Recently, I have noticed a new outlet for bullies. Forum bullies. As a newbie, I have been more of an observer on the forum then a participator. Everyone starts posting with the belief and intent to share their ideas or feelings with others. Whether it is philosophy or the daily trials and tribulations, we share and hope others take away something from it. So we post and wait with abated breath for the comments and followers to come. Then you hear it, the cricket sound, “chirp chirp.” Now I have to admit, I have been pleasantly surprised at the response my posts have received. Much to my chagrin, the smallest of affirmations, sends my happy meter through the roof!

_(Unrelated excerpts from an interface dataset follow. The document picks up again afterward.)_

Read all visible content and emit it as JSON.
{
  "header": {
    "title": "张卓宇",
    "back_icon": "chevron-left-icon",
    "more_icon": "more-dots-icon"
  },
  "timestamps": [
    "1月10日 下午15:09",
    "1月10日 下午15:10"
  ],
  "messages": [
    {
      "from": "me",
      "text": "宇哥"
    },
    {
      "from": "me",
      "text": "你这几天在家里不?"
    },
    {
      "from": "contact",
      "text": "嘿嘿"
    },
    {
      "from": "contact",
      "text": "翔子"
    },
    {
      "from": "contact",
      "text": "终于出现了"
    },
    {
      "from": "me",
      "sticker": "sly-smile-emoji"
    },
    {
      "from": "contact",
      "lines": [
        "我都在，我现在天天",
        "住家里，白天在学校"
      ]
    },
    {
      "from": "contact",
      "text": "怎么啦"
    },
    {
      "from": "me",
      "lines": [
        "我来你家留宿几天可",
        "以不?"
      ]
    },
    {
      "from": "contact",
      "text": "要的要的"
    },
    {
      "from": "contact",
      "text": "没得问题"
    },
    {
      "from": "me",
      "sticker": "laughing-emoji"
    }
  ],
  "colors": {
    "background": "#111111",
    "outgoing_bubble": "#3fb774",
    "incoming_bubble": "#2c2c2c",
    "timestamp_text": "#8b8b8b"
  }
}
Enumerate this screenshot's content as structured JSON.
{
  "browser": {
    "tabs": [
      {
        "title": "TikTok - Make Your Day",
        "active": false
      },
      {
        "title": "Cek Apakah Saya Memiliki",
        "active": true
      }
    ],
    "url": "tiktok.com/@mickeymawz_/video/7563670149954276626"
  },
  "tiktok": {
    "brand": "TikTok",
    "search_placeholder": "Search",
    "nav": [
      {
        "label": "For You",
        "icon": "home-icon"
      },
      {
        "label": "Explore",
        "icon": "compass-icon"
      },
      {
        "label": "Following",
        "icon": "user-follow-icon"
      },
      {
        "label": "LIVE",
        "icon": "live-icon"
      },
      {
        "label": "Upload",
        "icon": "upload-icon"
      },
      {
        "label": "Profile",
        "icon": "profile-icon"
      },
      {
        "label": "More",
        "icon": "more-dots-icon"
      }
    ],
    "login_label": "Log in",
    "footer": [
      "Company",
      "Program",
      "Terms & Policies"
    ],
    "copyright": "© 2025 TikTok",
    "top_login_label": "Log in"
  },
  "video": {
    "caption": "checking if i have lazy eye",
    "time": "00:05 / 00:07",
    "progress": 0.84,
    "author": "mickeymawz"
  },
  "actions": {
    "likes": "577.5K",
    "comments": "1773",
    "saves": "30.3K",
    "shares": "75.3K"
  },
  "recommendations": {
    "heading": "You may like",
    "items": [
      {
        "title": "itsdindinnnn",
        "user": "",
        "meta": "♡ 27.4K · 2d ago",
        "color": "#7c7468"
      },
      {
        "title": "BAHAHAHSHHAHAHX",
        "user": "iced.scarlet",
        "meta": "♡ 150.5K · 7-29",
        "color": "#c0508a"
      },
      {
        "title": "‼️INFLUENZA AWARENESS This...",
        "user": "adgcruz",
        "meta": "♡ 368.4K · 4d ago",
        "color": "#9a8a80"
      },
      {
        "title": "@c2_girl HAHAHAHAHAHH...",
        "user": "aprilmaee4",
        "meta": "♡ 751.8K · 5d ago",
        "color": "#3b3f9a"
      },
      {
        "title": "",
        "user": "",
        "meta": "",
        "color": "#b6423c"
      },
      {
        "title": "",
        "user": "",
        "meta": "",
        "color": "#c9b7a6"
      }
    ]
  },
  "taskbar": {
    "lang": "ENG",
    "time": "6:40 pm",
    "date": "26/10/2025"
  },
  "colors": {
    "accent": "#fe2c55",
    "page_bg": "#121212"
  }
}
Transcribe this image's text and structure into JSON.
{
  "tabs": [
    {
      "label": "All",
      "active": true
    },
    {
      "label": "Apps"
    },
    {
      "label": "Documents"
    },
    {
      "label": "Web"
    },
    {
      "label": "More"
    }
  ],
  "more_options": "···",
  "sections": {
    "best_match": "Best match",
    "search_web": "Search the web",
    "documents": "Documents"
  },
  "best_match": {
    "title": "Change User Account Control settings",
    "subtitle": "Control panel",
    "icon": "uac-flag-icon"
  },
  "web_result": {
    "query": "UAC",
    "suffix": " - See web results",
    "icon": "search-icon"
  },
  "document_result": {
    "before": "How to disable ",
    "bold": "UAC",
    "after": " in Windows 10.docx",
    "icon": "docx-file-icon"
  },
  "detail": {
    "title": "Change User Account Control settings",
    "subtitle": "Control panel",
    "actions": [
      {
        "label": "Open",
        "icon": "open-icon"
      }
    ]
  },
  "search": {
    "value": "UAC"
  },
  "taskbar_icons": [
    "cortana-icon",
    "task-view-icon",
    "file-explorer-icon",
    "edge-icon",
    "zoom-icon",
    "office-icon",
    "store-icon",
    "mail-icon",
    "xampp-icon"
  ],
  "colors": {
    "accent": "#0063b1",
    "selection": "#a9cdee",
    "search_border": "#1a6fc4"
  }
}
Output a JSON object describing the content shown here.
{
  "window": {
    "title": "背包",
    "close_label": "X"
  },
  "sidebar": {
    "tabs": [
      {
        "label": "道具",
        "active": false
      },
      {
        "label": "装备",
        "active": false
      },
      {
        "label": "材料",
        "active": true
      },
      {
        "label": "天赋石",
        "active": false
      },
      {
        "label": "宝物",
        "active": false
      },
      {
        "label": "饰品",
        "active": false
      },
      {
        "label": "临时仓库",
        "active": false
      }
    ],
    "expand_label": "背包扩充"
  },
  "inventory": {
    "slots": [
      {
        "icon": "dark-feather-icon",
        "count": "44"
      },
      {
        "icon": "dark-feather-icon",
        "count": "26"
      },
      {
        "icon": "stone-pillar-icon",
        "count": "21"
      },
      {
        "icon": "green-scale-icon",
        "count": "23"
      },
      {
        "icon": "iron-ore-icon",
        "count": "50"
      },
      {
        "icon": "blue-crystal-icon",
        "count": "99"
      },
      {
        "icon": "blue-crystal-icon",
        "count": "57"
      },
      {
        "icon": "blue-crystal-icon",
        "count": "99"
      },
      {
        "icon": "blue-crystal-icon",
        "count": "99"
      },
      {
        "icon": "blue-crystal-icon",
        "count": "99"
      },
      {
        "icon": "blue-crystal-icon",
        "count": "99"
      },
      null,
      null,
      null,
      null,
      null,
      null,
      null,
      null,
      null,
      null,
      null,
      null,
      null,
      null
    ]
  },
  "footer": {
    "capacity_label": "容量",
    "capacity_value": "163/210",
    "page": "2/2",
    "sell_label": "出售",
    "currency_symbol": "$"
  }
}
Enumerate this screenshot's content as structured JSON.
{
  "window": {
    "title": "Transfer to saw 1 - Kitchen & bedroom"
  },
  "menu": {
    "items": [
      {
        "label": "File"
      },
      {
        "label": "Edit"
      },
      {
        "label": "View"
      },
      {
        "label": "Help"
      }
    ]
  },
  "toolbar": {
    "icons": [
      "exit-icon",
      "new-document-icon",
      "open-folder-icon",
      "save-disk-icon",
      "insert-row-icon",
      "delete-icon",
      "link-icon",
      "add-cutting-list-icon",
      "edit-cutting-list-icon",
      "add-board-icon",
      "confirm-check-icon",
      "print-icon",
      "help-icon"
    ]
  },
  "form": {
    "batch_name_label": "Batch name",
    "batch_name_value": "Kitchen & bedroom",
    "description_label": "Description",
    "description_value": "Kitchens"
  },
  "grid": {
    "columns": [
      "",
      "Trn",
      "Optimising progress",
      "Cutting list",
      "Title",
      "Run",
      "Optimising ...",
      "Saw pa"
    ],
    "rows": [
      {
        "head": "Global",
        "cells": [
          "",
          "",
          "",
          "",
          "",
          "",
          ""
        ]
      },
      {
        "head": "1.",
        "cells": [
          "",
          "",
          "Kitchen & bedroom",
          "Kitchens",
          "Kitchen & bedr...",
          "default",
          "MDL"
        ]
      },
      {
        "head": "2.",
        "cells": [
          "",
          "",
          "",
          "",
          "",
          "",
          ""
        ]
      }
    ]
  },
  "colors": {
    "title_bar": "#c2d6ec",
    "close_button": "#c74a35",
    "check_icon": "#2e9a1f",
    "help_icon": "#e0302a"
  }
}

Like most of us, I decided to venture into the forum. After all, what better way to spend our time then with others we share a common passion! Most of us decide to join in the fray of commentary on the forum and our first question is usually the same. “How do I get followers?” Now if you are one of the unlucky ones, you make the mistake of typing in all caps, “PLEASE READ MY NEW BLOG.” This is a huge mistake. You will immediately get a response back asking why you are typing in all caps because this is akin to shouting in blogger’s language. Among other common newbie errors is asking for instructions. This question will bring on a resounding response of, “there are tutorials provided by WordPress or figure it out yourself!” You might even hear a rapid-firing of vents from an experienced blogger complaining about how when they started out they had to figure it all out for themselves and maybe you should get off your butt and give that a try. Any of this sound familiar?
Experienced bloggers post a wealth of knowledge and lively entertainment and do deserve admiration and respect. Forum bullies should be ignored and not rewarded. What is the reward of being a forum bully? Are people sitting in their pajamas with a hot steaming cup of coffee just waiting to pounce and show their state of superiority? Does one gain pleasure from this activity? I may never know the answer, but I think we should support and teach one another. If I ever become an experienced blogger, I hope that I can share my knowledge and make the transitions for a newbie a little less painful. I am but one person, but I will continue to be supportive and kind and if that makes me weak then so be it. I look forward to reading everyone’s blogs from experienced writers to newbies and will continue to participate in the forum. Now in summary, I say to all my fellow newbies, “BLOG ON!”
disclaimer: Not all experienced bloggers are bullies 🙂